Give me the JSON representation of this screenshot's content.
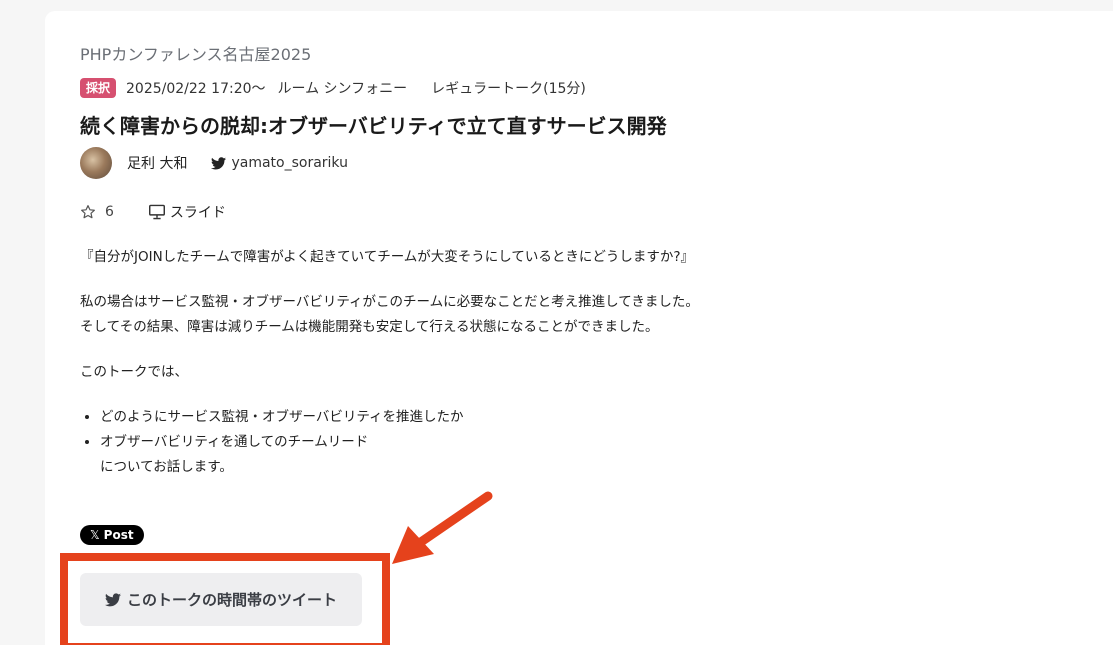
{
  "event": {
    "name": "PHPカンファレンス名古屋2025"
  },
  "talk": {
    "badge": "採択",
    "datetime": "2025/02/22 17:20〜",
    "room": "ルーム シンフォニー",
    "type": "レギュラートーク(15分)",
    "title": "続く障害からの脱却:オブザーバビリティで立て直すサービス開発"
  },
  "speaker": {
    "name": "足利 大和",
    "twitter": "yamato_sorariku"
  },
  "actions": {
    "star_count": "6",
    "slide_label": "スライド"
  },
  "description": {
    "line1": "『自分がJOINしたチームで障害がよく起きていてチームが大変そうにしているときにどうしますか?』",
    "line2": "私の場合はサービス監視・オブザーバビリティがこのチームに必要なことだと考え推進してきました。",
    "line3": "そしてその結果、障害は減りチームは機能開発も安定して行える状態になることができました。",
    "line4": "このトークでは、",
    "bullets": [
      "どのようにサービス監視・オブザーバビリティを推進したか",
      "オブザーバビリティを通してのチームリード"
    ],
    "tail": "についてお話します。"
  },
  "share": {
    "x_post_label": "Post",
    "x_mark": "𝕏",
    "tweet_timeline_label": "このトークの時間帯のツイート"
  },
  "colors": {
    "badge": "#d65070",
    "annotation": "#e5421c",
    "button_bg": "#eeeef0"
  },
  "icons": {
    "bird": "twitter-bird-icon",
    "star": "star-outline-icon",
    "slide": "monitor-icon"
  }
}
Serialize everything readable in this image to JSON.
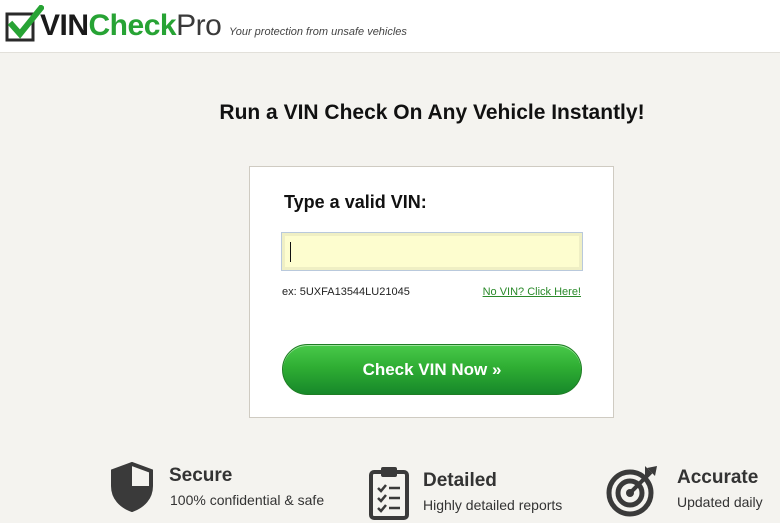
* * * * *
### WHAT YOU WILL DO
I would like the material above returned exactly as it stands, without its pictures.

### YOUR SOLUTION
Give me the JSON representation of this screenshot's content.
{
  "event": {
    "name": "PHPカンファレンス名古屋2025"
  },
  "talk": {
    "badge": "採択",
    "datetime": "2025/02/22 17:20〜",
    "room": "ルーム シンフォニー",
    "type": "レギュラートーク(15分)",
    "title": "続く障害からの脱却:オブザーバビリティで立て直すサービス開発"
  },
  "speaker": {
    "name": "足利 大和",
    "twitter": "yamato_sorariku"
  },
  "actions": {
    "star_count": "6",
    "slide_label": "スライド"
  },
  "description": {
    "line1": "『自分がJOINしたチームで障害がよく起きていてチームが大変そうにしているときにどうしますか?』",
    "line2": "私の場合はサービス監視・オブザーバビリティがこのチームに必要なことだと考え推進してきました。",
    "line3": "そしてその結果、障害は減りチームは機能開発も安定して行える状態になることができました。",
    "line4": "このトークでは、",
    "bullets": [
      "どのようにサービス監視・オブザーバビリティを推進したか",
      "オブザーバビリティを通してのチームリード"
    ],
    "tail": "についてお話します。"
  },
  "share": {
    "x_post_label": "Post",
    "x_mark": "𝕏",
    "tweet_timeline_label": "このトークの時間帯のツイート"
  },
  "colors": {
    "badge": "#d65070",
    "annotation": "#e5421c",
    "button_bg": "#eeeef0"
  },
  "icons": {
    "bird": "twitter-bird-icon",
    "star": "star-outline-icon",
    "slide": "monitor-icon"
  }
}
Serialize everything readable in this image to JSON.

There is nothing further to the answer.